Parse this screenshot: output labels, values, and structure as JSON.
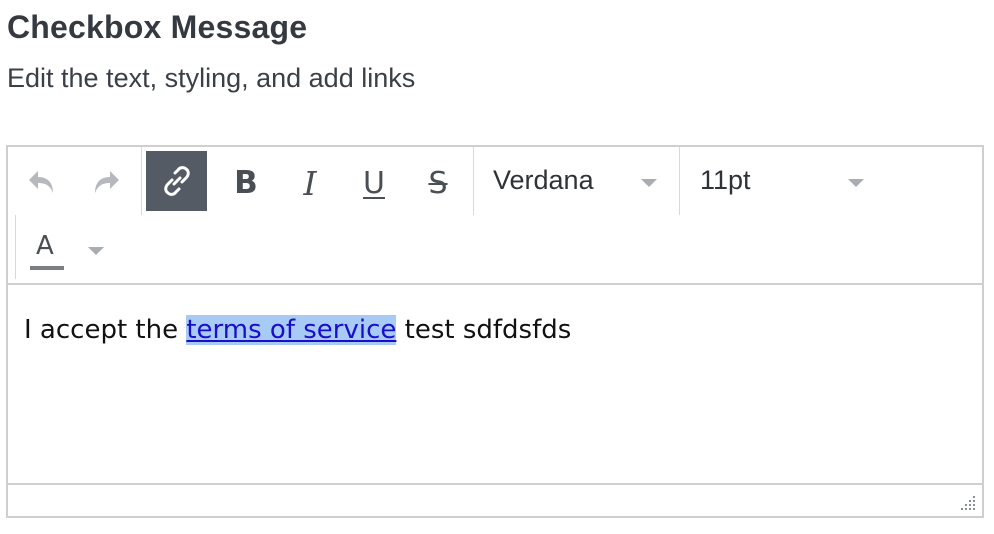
{
  "header": {
    "title": "Checkbox Message",
    "subtitle": "Edit the text, styling, and add links"
  },
  "toolbar": {
    "buttons": [
      {
        "name": "undo",
        "icon": "undo-icon",
        "enabled": false
      },
      {
        "name": "redo",
        "icon": "redo-icon",
        "enabled": false
      },
      {
        "name": "link",
        "icon": "link-icon",
        "active": true
      },
      {
        "name": "bold",
        "icon": "bold-icon",
        "glyph": "B"
      },
      {
        "name": "italic",
        "icon": "italic-icon",
        "glyph": "I"
      },
      {
        "name": "underline",
        "icon": "underline-icon",
        "glyph": "U"
      },
      {
        "name": "strikethrough",
        "icon": "strikethrough-icon",
        "glyph": "S"
      },
      {
        "name": "text-color",
        "icon": "text-color-icon",
        "glyph": "A"
      }
    ],
    "font_family": "Verdana",
    "font_size": "11pt"
  },
  "content": {
    "text_before": "I accept the ",
    "link_text": "terms of service",
    "text_after": " test sdfdsfds"
  },
  "colors": {
    "active_button_bg": "#545b64",
    "link_color": "#1a0dcc",
    "selection_highlight": "#a7cbf5",
    "border": "#cfcfcf"
  }
}
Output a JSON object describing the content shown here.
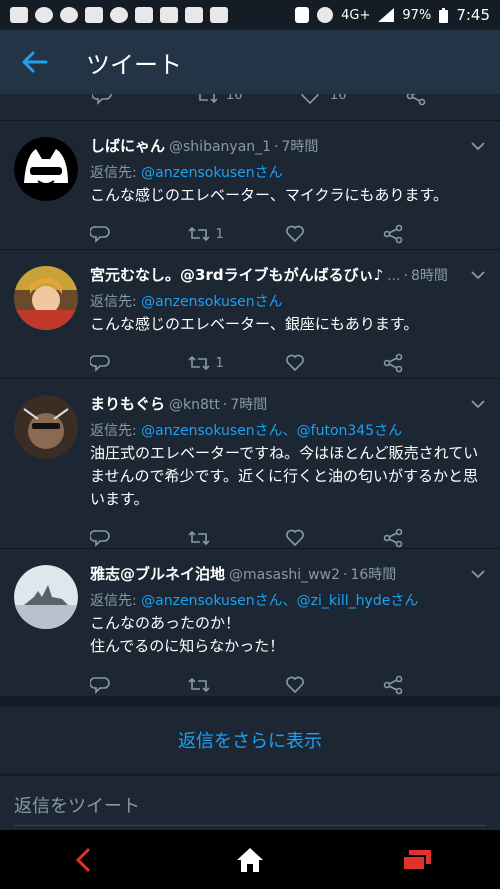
{
  "statusbar": {
    "network": "4G+",
    "battery": "97%",
    "time": "7:45"
  },
  "header": {
    "back_icon": "back-arrow-icon",
    "title": "ツイート"
  },
  "partial_tweet": {
    "retweet_count": "16",
    "like_count": "16"
  },
  "tweets": [
    {
      "name": "しばにゃん",
      "handle": "@shibanyan_1",
      "sep": "·",
      "time": "7時間",
      "reply_prefix": "返信先: ",
      "mentions": "@anzensokusenさん",
      "text": "こんな感じのエレベーター、マイクラにもあります。",
      "retweets": "1",
      "likes": ""
    },
    {
      "name": "宮元むなし。@3rdライブもがんばるびぃ♪",
      "handle": "...",
      "sep": "·",
      "time": "8時間",
      "reply_prefix": "返信先: ",
      "mentions": "@anzensokusenさん",
      "text": "こんな感じのエレベーター、銀座にもあります。",
      "retweets": "1",
      "likes": ""
    },
    {
      "name": "まりもぐら",
      "handle": "@kn8tt",
      "sep": "·",
      "time": "7時間",
      "reply_prefix": "返信先: ",
      "mentions": "@anzensokusenさん、@futon345さん",
      "text": "油圧式のエレベーターですね。今はほとんど販売されていませんので希少です。近くに行くと油の匂いがするかと思います。",
      "retweets": "",
      "likes": ""
    },
    {
      "name": "雅志@ブルネイ泊地",
      "handle": "@masashi_ww2",
      "sep": "·",
      "time": "16時間",
      "reply_prefix": "返信先: ",
      "mentions": "@anzensokusenさん、@zi_kill_hydeさん",
      "text_line1": "こんなのあったのか！",
      "text_line2": "住んでるのに知らなかった！",
      "retweets": "",
      "likes": ""
    }
  ],
  "more_replies": "返信をさらに表示",
  "reply_placeholder": "返信をツイート",
  "colors": {
    "background": "#1c2733",
    "header": "#243447",
    "accent": "#1da1f2",
    "muted": "#8899a6",
    "nav_back": "#e0312b",
    "nav_recents": "#e0312b"
  }
}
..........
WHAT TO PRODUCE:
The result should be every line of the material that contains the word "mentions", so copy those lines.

RESPONSE:
      "mentions": "@anzensokusenさん",
      "mentions": "@anzensokusenさん",
      "mentions": "@anzensokusenさん、@futon345さん",
      "mentions": "@anzensokusenさん、@zi_kill_hydeさん",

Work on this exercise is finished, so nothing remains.